App and web page records:
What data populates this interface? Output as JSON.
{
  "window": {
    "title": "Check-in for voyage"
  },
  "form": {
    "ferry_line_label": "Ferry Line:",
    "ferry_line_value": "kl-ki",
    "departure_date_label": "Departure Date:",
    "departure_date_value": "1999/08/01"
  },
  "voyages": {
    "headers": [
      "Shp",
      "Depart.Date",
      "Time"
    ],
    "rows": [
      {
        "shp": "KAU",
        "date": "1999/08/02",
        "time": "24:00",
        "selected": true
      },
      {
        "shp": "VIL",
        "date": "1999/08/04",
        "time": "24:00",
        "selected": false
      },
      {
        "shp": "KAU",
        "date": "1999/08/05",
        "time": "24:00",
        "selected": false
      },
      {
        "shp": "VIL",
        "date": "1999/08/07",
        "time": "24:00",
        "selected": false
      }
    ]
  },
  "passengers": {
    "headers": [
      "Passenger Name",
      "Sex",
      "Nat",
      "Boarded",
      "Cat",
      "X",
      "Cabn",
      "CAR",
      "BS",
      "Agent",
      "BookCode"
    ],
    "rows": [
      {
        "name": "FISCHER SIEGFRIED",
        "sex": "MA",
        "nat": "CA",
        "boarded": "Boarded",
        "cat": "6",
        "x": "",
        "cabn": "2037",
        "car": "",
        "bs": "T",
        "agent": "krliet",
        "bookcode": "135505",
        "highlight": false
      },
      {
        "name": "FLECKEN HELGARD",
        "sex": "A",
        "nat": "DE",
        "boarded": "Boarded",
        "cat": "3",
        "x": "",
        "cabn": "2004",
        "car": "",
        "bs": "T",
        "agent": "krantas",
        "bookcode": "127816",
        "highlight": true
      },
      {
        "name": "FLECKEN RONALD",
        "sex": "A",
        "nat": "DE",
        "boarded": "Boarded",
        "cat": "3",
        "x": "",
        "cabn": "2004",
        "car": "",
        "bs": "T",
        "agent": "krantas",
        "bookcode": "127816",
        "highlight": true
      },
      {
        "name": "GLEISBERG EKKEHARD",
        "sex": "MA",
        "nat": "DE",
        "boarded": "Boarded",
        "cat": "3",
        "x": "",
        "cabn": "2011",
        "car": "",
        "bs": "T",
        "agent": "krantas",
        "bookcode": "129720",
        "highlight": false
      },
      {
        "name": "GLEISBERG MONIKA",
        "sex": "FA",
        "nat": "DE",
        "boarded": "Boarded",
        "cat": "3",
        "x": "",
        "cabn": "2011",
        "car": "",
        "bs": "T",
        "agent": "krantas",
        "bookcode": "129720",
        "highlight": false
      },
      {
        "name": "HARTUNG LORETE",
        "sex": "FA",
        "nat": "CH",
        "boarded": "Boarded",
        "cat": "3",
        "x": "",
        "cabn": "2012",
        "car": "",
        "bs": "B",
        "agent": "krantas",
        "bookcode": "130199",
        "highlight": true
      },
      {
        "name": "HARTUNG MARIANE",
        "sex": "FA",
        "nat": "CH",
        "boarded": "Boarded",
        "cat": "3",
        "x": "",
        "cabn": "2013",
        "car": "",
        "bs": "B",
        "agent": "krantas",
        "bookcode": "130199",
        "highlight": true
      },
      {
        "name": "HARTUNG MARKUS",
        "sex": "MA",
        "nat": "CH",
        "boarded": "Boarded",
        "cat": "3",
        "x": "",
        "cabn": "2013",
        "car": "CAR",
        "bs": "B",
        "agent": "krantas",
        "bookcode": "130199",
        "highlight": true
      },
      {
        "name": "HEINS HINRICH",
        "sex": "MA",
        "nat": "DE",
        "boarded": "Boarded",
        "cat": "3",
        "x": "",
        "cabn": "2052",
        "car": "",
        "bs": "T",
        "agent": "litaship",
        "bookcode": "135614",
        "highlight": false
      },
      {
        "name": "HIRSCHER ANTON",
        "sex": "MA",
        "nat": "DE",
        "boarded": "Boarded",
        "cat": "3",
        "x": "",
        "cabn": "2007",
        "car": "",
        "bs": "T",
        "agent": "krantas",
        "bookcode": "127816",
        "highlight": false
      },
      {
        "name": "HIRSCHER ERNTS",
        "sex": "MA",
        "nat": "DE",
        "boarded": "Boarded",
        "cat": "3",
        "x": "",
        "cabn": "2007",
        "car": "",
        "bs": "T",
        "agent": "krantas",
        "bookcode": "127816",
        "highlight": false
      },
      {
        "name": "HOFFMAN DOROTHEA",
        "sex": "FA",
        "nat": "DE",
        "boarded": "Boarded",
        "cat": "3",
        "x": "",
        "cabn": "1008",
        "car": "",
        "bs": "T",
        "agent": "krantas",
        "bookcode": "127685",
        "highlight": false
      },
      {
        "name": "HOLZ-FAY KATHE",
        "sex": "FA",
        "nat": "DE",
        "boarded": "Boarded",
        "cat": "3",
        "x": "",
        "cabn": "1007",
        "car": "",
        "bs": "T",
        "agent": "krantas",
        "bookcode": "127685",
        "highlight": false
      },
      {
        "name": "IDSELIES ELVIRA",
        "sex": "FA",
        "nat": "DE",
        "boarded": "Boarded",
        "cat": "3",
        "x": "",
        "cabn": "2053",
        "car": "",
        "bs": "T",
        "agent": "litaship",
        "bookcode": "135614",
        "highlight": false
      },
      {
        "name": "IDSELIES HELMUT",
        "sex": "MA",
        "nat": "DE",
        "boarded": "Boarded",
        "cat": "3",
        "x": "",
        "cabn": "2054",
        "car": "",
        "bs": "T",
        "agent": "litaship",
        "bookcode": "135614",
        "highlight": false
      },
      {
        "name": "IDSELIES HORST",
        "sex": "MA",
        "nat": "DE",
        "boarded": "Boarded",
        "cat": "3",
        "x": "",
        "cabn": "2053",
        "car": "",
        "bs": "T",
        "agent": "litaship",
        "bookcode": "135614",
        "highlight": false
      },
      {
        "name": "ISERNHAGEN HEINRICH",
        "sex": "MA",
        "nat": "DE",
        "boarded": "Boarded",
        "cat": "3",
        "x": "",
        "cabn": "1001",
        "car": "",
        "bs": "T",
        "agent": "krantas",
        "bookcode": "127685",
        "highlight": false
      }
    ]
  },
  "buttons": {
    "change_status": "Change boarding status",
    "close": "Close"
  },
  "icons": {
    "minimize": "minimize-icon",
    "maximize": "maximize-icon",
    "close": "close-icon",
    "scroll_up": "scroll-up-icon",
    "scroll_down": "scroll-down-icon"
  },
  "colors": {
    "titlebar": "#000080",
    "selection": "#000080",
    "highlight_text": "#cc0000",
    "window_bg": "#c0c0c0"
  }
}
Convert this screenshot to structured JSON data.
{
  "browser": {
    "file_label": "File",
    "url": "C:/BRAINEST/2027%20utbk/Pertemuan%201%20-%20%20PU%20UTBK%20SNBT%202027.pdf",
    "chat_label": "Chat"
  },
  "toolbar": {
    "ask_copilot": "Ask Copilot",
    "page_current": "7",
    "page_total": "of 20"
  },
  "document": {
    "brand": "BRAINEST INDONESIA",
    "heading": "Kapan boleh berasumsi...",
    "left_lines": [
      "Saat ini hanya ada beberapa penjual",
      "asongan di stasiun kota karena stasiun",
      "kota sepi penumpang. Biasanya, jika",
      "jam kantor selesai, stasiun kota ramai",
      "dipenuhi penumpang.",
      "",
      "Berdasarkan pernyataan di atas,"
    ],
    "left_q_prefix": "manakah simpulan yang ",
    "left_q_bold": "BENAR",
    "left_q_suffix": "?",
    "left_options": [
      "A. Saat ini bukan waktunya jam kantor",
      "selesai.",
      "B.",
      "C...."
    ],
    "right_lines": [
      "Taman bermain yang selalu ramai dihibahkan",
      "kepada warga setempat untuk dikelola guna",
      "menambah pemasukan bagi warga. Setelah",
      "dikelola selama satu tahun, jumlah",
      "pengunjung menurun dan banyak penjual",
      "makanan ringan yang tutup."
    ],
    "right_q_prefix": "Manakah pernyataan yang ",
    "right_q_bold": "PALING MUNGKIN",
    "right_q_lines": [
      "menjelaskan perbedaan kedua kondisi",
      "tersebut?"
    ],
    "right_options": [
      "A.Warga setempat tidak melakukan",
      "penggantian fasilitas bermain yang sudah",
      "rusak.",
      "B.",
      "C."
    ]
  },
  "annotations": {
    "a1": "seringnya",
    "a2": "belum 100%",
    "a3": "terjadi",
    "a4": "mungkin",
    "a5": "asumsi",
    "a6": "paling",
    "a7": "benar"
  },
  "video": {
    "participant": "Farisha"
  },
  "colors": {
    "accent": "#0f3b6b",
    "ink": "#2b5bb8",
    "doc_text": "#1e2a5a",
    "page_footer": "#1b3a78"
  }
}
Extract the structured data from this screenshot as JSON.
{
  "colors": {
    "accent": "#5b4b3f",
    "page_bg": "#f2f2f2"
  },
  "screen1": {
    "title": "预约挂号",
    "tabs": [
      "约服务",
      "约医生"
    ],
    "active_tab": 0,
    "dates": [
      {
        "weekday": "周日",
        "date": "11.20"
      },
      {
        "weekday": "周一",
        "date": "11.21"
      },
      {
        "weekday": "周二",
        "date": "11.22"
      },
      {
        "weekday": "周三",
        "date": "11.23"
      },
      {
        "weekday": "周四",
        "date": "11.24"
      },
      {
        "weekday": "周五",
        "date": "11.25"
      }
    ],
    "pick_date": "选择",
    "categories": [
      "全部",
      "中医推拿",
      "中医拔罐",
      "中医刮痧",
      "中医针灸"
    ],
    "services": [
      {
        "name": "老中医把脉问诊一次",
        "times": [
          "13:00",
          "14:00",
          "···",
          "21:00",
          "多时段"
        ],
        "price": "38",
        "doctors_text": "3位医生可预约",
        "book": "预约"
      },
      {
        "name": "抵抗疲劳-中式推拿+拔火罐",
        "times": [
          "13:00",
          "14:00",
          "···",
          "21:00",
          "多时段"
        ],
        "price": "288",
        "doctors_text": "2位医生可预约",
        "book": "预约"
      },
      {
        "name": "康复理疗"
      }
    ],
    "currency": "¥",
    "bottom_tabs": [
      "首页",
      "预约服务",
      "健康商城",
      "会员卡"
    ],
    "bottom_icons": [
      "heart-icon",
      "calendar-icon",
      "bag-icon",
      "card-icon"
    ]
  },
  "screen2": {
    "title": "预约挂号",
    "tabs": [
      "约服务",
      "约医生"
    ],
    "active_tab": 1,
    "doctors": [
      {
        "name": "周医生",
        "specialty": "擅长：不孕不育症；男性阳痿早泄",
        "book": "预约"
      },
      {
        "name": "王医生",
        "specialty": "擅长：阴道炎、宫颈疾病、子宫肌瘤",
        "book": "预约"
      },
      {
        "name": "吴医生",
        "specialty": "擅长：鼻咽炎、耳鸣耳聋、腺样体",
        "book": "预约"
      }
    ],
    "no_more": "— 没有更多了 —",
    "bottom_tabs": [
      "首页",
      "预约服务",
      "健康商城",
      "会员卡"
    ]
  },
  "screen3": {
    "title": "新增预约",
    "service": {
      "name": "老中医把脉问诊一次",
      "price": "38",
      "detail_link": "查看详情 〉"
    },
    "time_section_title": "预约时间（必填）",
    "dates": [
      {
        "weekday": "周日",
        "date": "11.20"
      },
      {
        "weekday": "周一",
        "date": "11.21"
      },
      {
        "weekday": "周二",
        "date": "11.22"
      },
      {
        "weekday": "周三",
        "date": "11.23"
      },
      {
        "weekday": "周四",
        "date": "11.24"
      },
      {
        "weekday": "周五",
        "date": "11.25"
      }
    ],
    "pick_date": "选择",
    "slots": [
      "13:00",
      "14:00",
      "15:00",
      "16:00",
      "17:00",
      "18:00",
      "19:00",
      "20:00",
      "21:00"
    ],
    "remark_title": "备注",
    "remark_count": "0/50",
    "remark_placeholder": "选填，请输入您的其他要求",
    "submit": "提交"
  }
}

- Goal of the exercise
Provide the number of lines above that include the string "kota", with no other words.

- Task response
3